READ MORE »

Evidence of CEO Adaptability to Industry Shocks

The following post comes to us from Wayne Guay, Daniel Taylor, and Jason Xiao, all of the Department of Accounting at the University of Pennsylvania.

The following post comes to us from Wayne Guay, Daniel Taylor, and Jason Xiao, all of the Department of Accounting at the University of Pennsylvania.

Prior turnover literature documents various signals of poor performance, such as stock returns and earnings, that lead a board of directors to terminate the CEO, but does not explore the underlying causes of the CEO’s poor performance. In many cases, terminated CEOs have been successful earlier in their tenure as CEO. At some point, however, the board decides that the existing CEO’s skills do not fit with the current leadership needs of the firm, and so switches to a new CEO. The question of why these previously successful CEOs are released (apart from retirements or voluntary departures) remains largely unanswered.

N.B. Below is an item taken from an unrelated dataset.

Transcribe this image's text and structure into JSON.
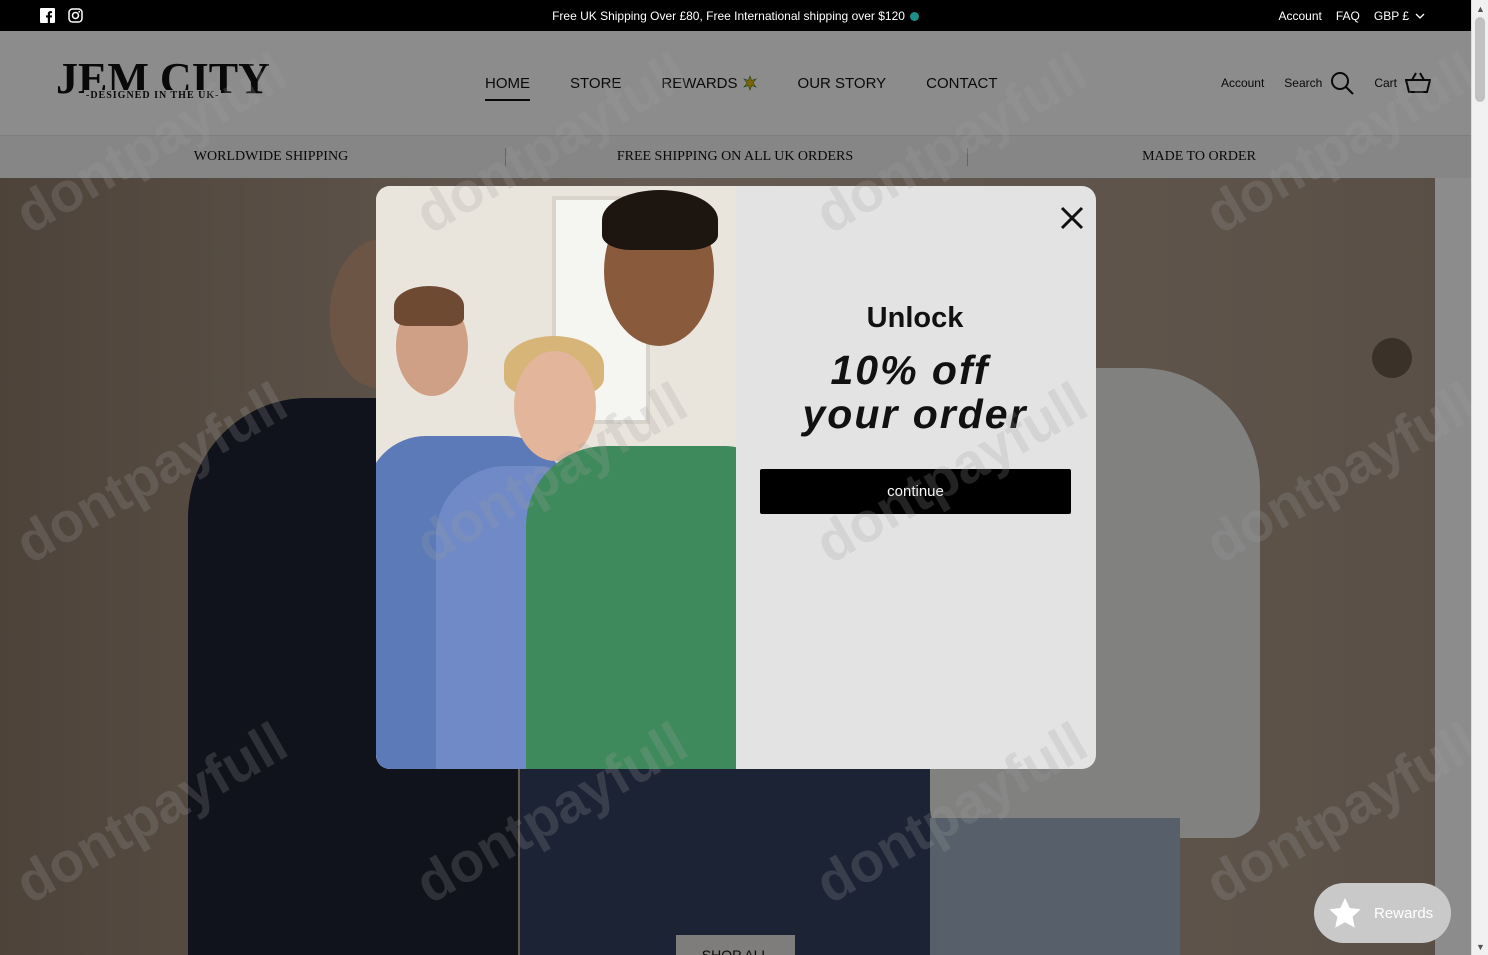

In our paper, Adapt or Perish: Evidence of CEO Adaptability to Strategic Industry Shocks, which was recently made publicly available on SSRN, we conjecture that a previously successful CEO may not be able to adapt when the firms within her industry change their business strategy, or more precisely, that strategic shocks within the industry increase the probability that the CEO will suffer from an adaptability problem. If strategic industry shocks alter a firm’s leadership needs, and the board perceives the CEO cannot adapt their skills to fit those needs, then the CEO is more likely to be terminated. For example, assume a CEO has a set of skills that leads them to prefer to conduct manufacturing activities domestically. When faced with competitive forces that dictate a different strategy, some CEOs may be able to adapt successfully to manage foreign manufacturing operations. Other CEOs, however, may have difficulty adjusting their skills to fit the current strategic needs of the firm. If this is the case, the latter type of CEO will face a higher probability of being terminated when the firm’s industry competitors change their strategies. We note that it is certainly the case that all CEOs can adapt to some degree to changing business conditions. The interesting question then, is whether one can identify the types of shocks, if any, that cause CEO adaptability problems.

READ MORE »

  • Subscribe

  • Cosponsored By:

  • Supported By:

  • Programs Faculty & Senior Fellows

    Lucian Bebchuk
    Alon Brav
    Robert Charles Clark
    John Coates
    Alma Cohen
    Stephen M. Davis
    Allen Ferrell
    Jesse Fried
    Oliver Hart
    Ben W. Heineman, Jr.
    Scott Hirst
    Howell Jackson
    Wei Jiang
    Reinier Kraakman
    Robert Pozen
    Mark Ramseyer
    Mark Roe
    Robert Sitkoff
    Holger Spamann
    Guhan Subramanian

  • Program on Corporate Governance Advisory Board

    William Ackman
    Peter Atkins
    Joseph Bachelder
    John Bader
    Allison Bennington
    Richard Breeden
    Daniel Burch
    Richard Climan
    Jesse Cohn
    Isaac Corré
    Scott Davis
    John Finley
    Daniel Fischel
    Stephen Fraidin
    Byron Georgiou
    Larry Hamdan
    Carl Icahn
    David Millstone
    Theodore Mirvis
    James Morphy
    Toby Myerson
    Barry Rosenstein
    Paul Rowe
    Rodman Ward